The juxtaposition of the perished birds with the other inanimate objects is a way to discuss the clashing of experiences, hiding of pieces of ourselves and so forth. In all my works, for some reason I am not quite sure of I always cover things with other things, put things inside things so that they visually disrupt each other
What is it about birds dead that is so much more beautiful than say a dead squirrel. Why do we identify with that?
Birds have been symbols of ‘other worlds’, the heavens, love, loss, freedom and so much to us humans for centuries. We are drawn to them at times, afraid of them too. To me, the dead birds are precious and vulnerable to their surroundings, just as we are. Maybe other animals might work, but for me at this time, birds were the only option.
Birds are a symbol of freedom. Is death also freedom or is it just about the contrast of stillness and flight?
Painting flight would be so boring. A painting of a bird in flight is about that one split second in its entire life, whereas painting a dead bird is about its entire life. It is universal and talks about the whole being, the soul, the end, the mortality and shortness of life.
What is the role of death in your work - or is that secondary?
It is almost more about finding peace, whether living or dead. The still object means such a different thing, than one in motion. So even though I paint dead things it is not about death at all. Each bird is a symbol for one person’s suffering. The paintings are about life and living it to its fullest, it is acknowledging the complexity of what trauma brings to a person. That there are good things that come from that trauma, whatever your personal trauma(s) is, and that makes the hatred of that trauma hard… when you know it is a part of you now. If you hated the horrid things you went through you would hate part of yourself. We can’t hate ourselves and thrive.
What role does art play in the community and what type public art would like to see more of?
Art has the ability to communicate things that language on its own often fails at. It is a means to discuss and question sometimes incredibly difficult subjects. Art gives us an entry point, a joining link of communication between different demographics, social, and political groups.

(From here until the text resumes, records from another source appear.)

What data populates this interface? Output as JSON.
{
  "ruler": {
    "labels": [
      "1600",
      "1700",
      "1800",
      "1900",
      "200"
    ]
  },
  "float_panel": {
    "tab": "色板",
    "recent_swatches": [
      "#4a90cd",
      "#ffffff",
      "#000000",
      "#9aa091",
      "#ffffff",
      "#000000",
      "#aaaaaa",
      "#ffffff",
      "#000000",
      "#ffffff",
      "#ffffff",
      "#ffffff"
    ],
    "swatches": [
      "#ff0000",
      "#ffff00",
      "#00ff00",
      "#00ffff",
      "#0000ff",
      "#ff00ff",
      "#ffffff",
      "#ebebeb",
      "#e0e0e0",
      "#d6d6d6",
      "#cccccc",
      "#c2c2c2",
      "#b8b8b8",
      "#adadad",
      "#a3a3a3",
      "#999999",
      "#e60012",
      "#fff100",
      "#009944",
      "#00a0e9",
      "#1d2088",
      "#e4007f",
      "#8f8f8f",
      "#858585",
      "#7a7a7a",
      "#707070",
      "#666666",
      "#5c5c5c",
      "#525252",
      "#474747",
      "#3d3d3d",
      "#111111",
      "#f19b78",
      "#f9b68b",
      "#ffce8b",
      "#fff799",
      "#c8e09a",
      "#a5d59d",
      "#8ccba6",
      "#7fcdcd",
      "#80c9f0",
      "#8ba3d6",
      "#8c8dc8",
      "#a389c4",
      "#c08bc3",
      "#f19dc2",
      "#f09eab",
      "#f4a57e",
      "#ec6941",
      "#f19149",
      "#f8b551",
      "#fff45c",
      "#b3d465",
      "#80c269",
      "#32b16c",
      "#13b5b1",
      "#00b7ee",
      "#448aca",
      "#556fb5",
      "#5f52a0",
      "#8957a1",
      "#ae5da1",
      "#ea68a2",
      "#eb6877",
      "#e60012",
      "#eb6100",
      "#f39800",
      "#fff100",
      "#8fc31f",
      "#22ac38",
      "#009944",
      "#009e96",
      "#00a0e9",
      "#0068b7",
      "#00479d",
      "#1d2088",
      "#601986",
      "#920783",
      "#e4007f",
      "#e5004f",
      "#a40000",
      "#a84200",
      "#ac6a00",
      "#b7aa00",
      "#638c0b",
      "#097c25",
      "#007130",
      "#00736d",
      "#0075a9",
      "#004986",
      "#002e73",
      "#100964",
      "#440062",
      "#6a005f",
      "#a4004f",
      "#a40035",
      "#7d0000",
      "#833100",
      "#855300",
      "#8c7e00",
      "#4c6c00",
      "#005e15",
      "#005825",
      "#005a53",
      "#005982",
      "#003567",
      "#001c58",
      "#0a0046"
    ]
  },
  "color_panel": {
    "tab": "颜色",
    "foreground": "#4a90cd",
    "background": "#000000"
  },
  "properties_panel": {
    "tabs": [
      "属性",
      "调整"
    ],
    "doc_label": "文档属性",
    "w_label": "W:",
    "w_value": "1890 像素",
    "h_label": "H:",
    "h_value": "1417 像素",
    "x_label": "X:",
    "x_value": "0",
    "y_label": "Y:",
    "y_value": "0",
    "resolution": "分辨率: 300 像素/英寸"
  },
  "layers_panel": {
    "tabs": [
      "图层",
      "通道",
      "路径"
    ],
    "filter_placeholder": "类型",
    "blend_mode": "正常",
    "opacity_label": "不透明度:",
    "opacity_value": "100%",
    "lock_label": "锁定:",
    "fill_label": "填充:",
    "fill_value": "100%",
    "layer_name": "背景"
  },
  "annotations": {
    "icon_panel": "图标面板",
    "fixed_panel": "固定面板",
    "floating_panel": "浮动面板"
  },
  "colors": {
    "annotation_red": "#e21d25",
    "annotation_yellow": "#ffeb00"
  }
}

As far as public art, the more site-specific, conceptual, interactive and time specific work in our city the better. Through these vehicles, artists can inspire new conversations in the community, ask people to question the world around them, and give the public a chance to experience art on their terms. Public art steps out of the museum and gallery walls and has a strength in that it can reach those that still feel, much due to the elitism of the past (and still present to a degree), that museums are not a space for ‘them’.